■ **Data for the task**:
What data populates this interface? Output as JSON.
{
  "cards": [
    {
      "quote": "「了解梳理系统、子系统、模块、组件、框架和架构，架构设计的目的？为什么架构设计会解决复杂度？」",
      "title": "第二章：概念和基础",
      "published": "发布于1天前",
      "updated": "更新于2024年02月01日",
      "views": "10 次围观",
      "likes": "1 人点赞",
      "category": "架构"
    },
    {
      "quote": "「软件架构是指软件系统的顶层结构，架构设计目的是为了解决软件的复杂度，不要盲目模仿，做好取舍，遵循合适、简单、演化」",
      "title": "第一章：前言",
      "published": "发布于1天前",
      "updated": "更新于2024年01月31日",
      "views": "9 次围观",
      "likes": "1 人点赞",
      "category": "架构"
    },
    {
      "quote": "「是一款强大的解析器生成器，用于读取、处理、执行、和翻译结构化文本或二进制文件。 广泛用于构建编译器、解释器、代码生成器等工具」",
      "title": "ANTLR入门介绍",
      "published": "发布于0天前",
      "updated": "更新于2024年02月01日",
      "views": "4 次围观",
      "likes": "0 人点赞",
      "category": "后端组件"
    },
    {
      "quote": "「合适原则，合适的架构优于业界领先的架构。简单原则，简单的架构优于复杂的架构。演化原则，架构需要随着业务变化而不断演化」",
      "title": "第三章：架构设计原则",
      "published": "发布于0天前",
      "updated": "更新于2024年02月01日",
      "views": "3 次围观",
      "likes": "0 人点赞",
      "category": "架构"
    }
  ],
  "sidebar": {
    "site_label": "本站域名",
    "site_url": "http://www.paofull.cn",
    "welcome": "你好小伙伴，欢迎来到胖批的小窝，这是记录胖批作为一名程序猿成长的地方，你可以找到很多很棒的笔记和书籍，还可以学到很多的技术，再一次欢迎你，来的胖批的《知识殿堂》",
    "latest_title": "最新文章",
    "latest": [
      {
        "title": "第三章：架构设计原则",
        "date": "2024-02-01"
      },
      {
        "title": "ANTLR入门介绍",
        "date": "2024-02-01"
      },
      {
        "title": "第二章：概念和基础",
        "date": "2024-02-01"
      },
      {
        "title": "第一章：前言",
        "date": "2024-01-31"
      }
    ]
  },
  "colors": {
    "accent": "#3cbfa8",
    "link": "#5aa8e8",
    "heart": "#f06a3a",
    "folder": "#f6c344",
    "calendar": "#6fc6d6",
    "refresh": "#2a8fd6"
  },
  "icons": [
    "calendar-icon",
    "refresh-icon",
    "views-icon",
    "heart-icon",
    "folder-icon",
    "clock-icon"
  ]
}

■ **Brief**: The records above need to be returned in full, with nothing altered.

■ **Result of the exercise**:
What data populates this interface? Output as JSON.
{
  "cards": [
    {
      "quote": "「了解梳理系统、子系统、模块、组件、框架和架构，架构设计的目的？为什么架构设计会解决复杂度？」",
      "title": "第二章：概念和基础",
      "published": "发布于1天前",
      "updated": "更新于2024年02月01日",
      "views": "10 次围观",
      "likes": "1 人点赞",
      "category": "架构"
    },
    {
      "quote": "「软件架构是指软件系统的顶层结构，架构设计目的是为了解决软件的复杂度，不要盲目模仿，做好取舍，遵循合适、简单、演化」",
      "title": "第一章：前言",
      "published": "发布于1天前",
      "updated": "更新于2024年01月31日",
      "views": "9 次围观",
      "likes": "1 人点赞",
      "category": "架构"
    },
    {
      "quote": "「是一款强大的解析器生成器，用于读取、处理、执行、和翻译结构化文本或二进制文件。 广泛用于构建编译器、解释器、代码生成器等工具」",
      "title": "ANTLR入门介绍",
      "published": "发布于0天前",
      "updated": "更新于2024年02月01日",
      "views": "4 次围观",
      "likes": "0 人点赞",
      "category": "后端组件"
    },
    {
      "quote": "「合适原则，合适的架构优于业界领先的架构。简单原则，简单的架构优于复杂的架构。演化原则，架构需要随着业务变化而不断演化」",
      "title": "第三章：架构设计原则",
      "published": "发布于0天前",
      "updated": "更新于2024年02月01日",
      "views": "3 次围观",
      "likes": "0 人点赞",
      "category": "架构"
    }
  ],
  "sidebar": {
    "site_label": "本站域名",
    "site_url": "http://www.paofull.cn",
    "welcome": "你好小伙伴，欢迎来到胖批的小窝，这是记录胖批作为一名程序猿成长的地方，你可以找到很多很棒的笔记和书籍，还可以学到很多的技术，再一次欢迎你，来的胖批的《知识殿堂》",
    "latest_title": "最新文章",
    "latest": [
      {
        "title": "第三章：架构设计原则",
        "date": "2024-02-01"
      },
      {
        "title": "ANTLR入门介绍",
        "date": "2024-02-01"
      },
      {
        "title": "第二章：概念和基础",
        "date": "2024-02-01"
      },
      {
        "title": "第一章：前言",
        "date": "2024-01-31"
      }
    ]
  },
  "colors": {
    "accent": "#3cbfa8",
    "link": "#5aa8e8",
    "heart": "#f06a3a",
    "folder": "#f6c344",
    "calendar": "#6fc6d6",
    "refresh": "#2a8fd6"
  },
  "icons": [
    "calendar-icon",
    "refresh-icon",
    "views-icon",
    "heart-icon",
    "folder-icon",
    "clock-icon"
  ]
}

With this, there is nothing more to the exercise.